In trying to reform or regulate acquisition processes, Congress normally does more harm than good, the Pentagon’s top acquisition official said Tuesday.
In his last public address before he leaves the government, Frank Kendall said “acquisition improvements are going to have to come from within.”
“It is not going to be engineered by Hill staffers writing laws for us,” the undersecretary of Defense for acquisition, technology and logistics said at the Center for Strategic and International Studies in a speech marking the release of his new book, “Getting Defense Acquisition Right.”
Any overhaul of the rules “is going to be done by people in the trenches every day, dealing with industry, trying to get the incentives right, trying to get the performance right, trying to set up business deals and enforce them, set reasonable requirements in our contracts, do all of the hundreds of things that are necessary to get good results,” Kendall said. “That’s where we’re going to improve.”
Discussing the Pentagon’s relationship with Capitol Hill on acquisition in general, not just technology, Kendall said the Hill has “a very imperfect tool to try to improve acquisition results.” He said that tool is a “blunt instrument” that can create organizational structures or set firm requirements.
“It is not a good instrument to achieve the result that I think the Hill is after, but they keep trying,” he said. “What it does do almost inevitably is create more bureaucracy, and create more regulation.”
Kendall stressed that, over time, it would be “a great thing to do” to eliminate those regulatory burdens instead of adding to them.

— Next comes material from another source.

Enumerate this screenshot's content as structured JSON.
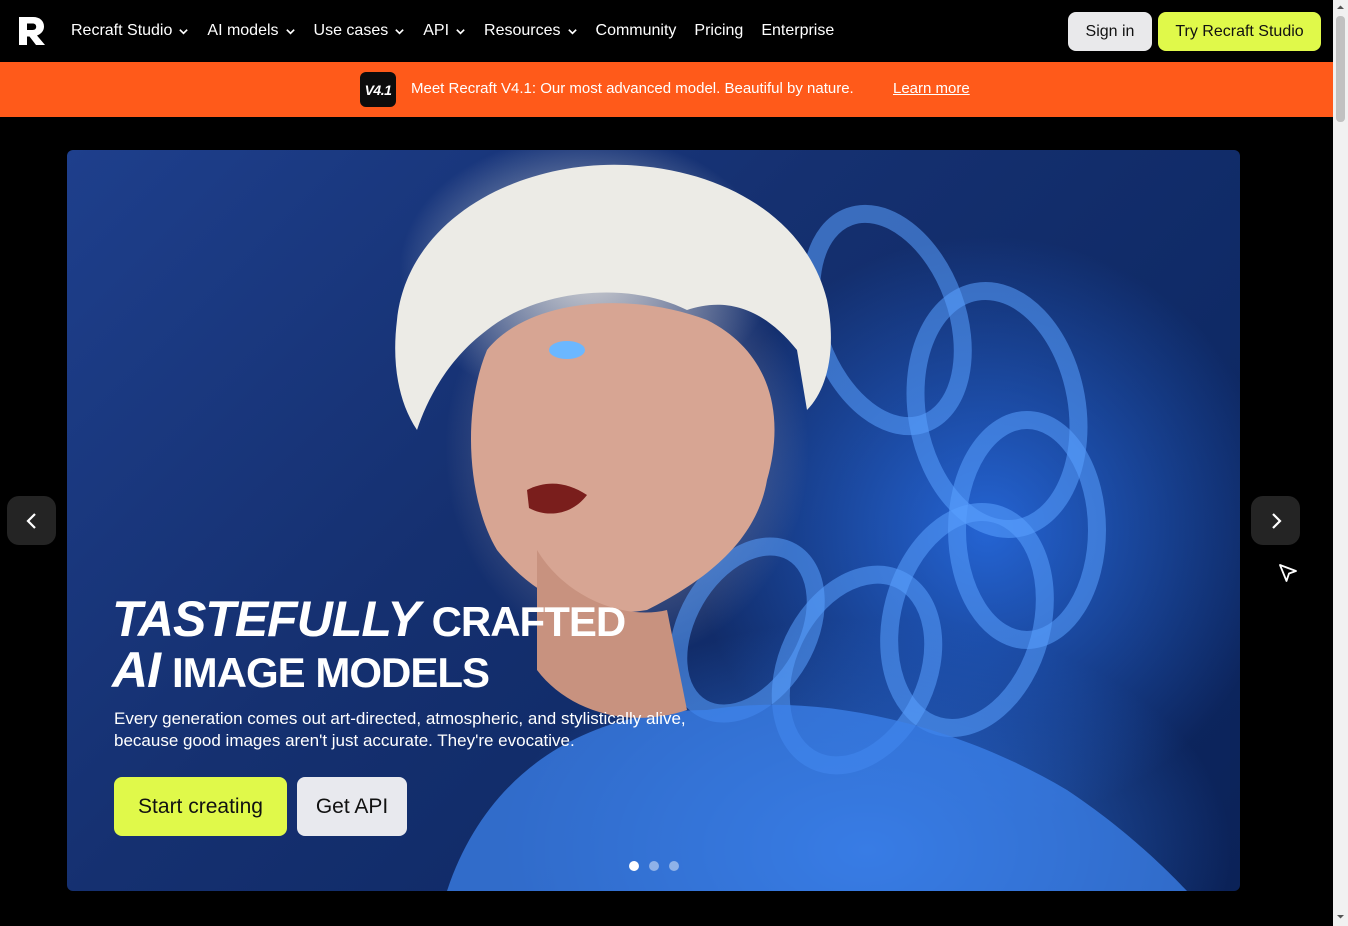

But he did say Congress is effective on making it easier for the Pentagon to hire and retain qualified folks.
Another thing hampering the Pentagon’s effectiveness was budget sequestration, Kendall said, adding, as he has in the past, that he doesn’t think the department has a lack of innovation, but resources. But looking toward the imminent change in power, Kendall said he anticipates more money flowing into the department.
“I don’t think that would be a bad thing, frankly,” he said.